Facebook’s financial commitment comes a year after Google pledged the same dollar amount, over the same timeline, to combat misinformation and support journalism. (Thibault Camus/AP)

Facebook announced on Tuesday it will commit $300 million to journalism projects to help local outlets strengthen their newsgathering operations and build their readership and subscription models.

“We’re going to continue fighting fake news, misinformation, and low quality news on Facebook,” said Campbell Brown, Facebook’s head of news partnerships, in a company blog post. “But we also have an opportunity, and a responsibility, to help local news organizations grow and thrive.”

Among the funded initiatives are a $20 million investment in a program to help local outlets design and execute subscription and membership models; a $5 million endowment to create a grant program with the Pulitzer Center for local multimedia reporting projects; and a $2 million investment in Report for America, an initiative to recruit and fund journalists to cover under-covered topics in local newsrooms across the country.

Facebook’s financial commitment comes a year after Google pledged the same dollar amount, over the same timeline, to combat misinformation and support journalism, with a focus on boosting subscriptions to local news outlets. The pair’s investments are significant because of the tech giants' dominance in the market for online advertising, which has exacerbated the decline of American newsrooms. Together, the two companies command about 58 percent of the digital ad market, steering massive amounts of ad dollars to their platforms.

The two companies have also come under intense scrutiny over the role their platforms played in the spread of a Russian disinformation campaign during the 2016 presidential election and after. Critics have said Facebook and Google were too slow to understand the foreign interference. But the companies have since cracked down on such threats.

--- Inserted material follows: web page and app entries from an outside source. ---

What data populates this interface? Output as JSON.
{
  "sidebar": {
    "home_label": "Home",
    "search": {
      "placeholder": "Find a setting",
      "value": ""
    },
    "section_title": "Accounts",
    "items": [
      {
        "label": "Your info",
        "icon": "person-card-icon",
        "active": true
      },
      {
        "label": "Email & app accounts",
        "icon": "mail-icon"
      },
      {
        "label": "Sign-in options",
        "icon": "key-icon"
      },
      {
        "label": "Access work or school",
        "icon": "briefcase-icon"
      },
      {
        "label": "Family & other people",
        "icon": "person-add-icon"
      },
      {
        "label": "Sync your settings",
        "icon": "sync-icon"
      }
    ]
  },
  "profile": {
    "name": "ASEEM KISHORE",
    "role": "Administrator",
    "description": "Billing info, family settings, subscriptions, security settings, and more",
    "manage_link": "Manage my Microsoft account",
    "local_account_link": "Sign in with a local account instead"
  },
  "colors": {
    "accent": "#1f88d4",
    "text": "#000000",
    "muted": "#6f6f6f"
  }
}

Meanwhile, with restricted advertising revenue and an abundance of competing free news content and entertainment on the Web, employment in newspaper newsrooms has declined by nearly half since 2008. And local news has been especially hit by the collapsing news media ecosystem, with fewer customers willing to spend subscription dollars.

As The Washington Post’s Margaret Sullivan recently wrote, the decline of local reporting has profound consequences for communities and for self-governance. “One problem with losing local coverage is that we never know what we don’t know. Corruption can flourish, taxes can rise, public officials can indulge their worst impulses,” she said. Local reporting can also help establish a foundation of common information, easing polarization and misinformation, owing to high levels of trust that local outlets have with their audiences, she said.

Facebook said it decided to commit to the journalism initiatives based on feedback from users on what they wanted to see on the platform and from news outlets who told the company how to better boost their audience impact. “We heard one consistent answer: people want more local news, and local newsrooms are looking for more support,” Brown said. Facebook added that, over time, these initiatives can elevate civic engagement, which in turn can boost interest in local news.